Last winter, when I needed it most, I was unable to find a suitable grief support group but did stumble upon the book "Healing After Loss" by Martha W. Hickman. The whole book resonated with me and I've read it now about 5 times. When I did find a suitable grief support group (via GriefShare.org), I brought the book in and the group leader was so impressed, he ordered copies for all of the participants.
A word here to those of you putting off traveling or taking your dream trips until you retire, etc. Don't do it. My husband and I traveled extensively over the years until about 5 years ago. I am so glad to have been the places we went together and have those memories (and tons of photos as well) to look back on now. We never know how long we have here on this earth. I sorely miss the life I had but I can't live in the past and can only move forward. The grief journey is not one anyone chooses but comes to all of us eventually. It's the hardest thing you'll ever do in your life.
(9)
Report

Hugs, I am so sorry for your loss. I am believing with you that you will remember the man you shared your life with and the memories of the man he became will just be a short season on your journey.
(6)
Report

My husband passed two weeks ago. I'm crying as I read your story. I don't know how to go on, if not for my two cats and dogs, I know I would be in deep despair.

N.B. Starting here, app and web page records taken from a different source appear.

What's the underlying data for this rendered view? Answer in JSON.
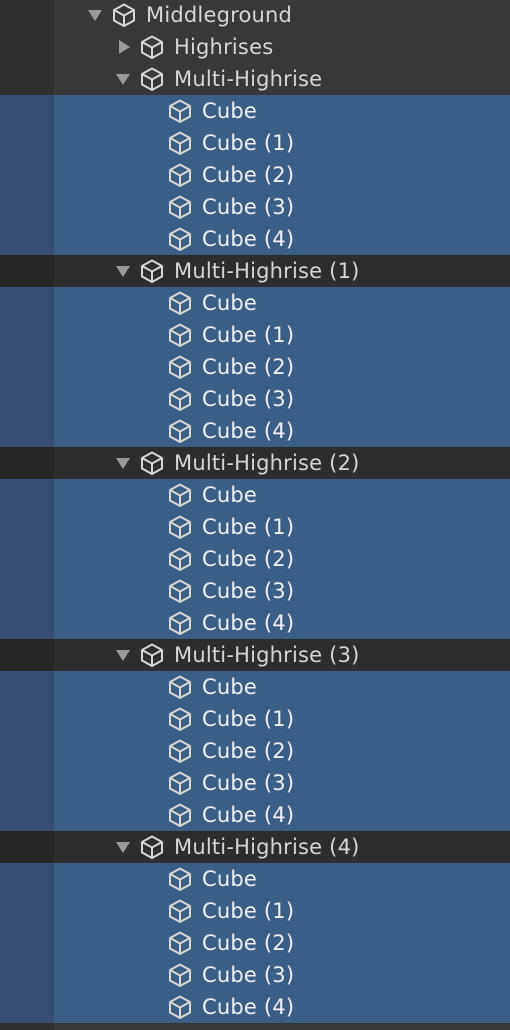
{
  "hierarchy": {
    "root": {
      "label": "Middleground"
    },
    "highrises": {
      "label": "Highrises"
    },
    "groups": [
      {
        "label": "Multi-Highrise",
        "children": [
          "Cube",
          "Cube (1)",
          "Cube (2)",
          "Cube (3)",
          "Cube (4)"
        ]
      },
      {
        "label": "Multi-Highrise (1)",
        "children": [
          "Cube",
          "Cube (1)",
          "Cube (2)",
          "Cube (3)",
          "Cube (4)"
        ]
      },
      {
        "label": "Multi-Highrise (2)",
        "children": [
          "Cube",
          "Cube (1)",
          "Cube (2)",
          "Cube (3)",
          "Cube (4)"
        ]
      },
      {
        "label": "Multi-Highrise (3)",
        "children": [
          "Cube",
          "Cube (1)",
          "Cube (2)",
          "Cube (3)",
          "Cube (4)"
        ]
      },
      {
        "label": "Multi-Highrise (4)",
        "children": [
          "Cube",
          "Cube (1)",
          "Cube (2)",
          "Cube (3)",
          "Cube (4)"
        ]
      }
    ]
  },
  "icons": {
    "cube": "cube-icon",
    "expanded": "triangle-down-icon",
    "collapsed": "triangle-right-icon"
  },
  "colors": {
    "background": "#383838",
    "selection": "#3a5f86",
    "text": "#d6d6d6"
  }
}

I need a hospice grief group.
(8)
Report

She1934- write down your memories, you have a gift for words! All those beautiful memories, great and small... if not for your children and grandchildren, then let them pour from your pen as a way to remember his life.

I've found that grieving isn't just about losing someONE, it's about grieving over What Might Have Been- memories that will never be made, and sometimes I think that's the hardest thing of all. But think of the treasury of what you do have and never forget them. I wish you comfort and peace.
(8)
Report

She1934 - Your post brought tears to my eyes.  I could've written it about my dad.  Almost identical stories and he just got accepted by Medicaid one week before he passed away in September.  For the few days we used Hospice they were wonderful.  I wish he had been able to have gotten their care sooner but the NH staff took good care of him too.  I miss him terribly.  I'll look into those books.  Hugs to you.
(5)
Report

I’m very sorry for your loss. I’m also very sure your husband knew how much he was loved. And what a kindness of you to post here, recommend good books, and encourage others in their walk. Blessings, the comfort of good memories, and peace to you as you move forward
(7)
Report

Start a Discussion

Subscribe to
Our Newsletter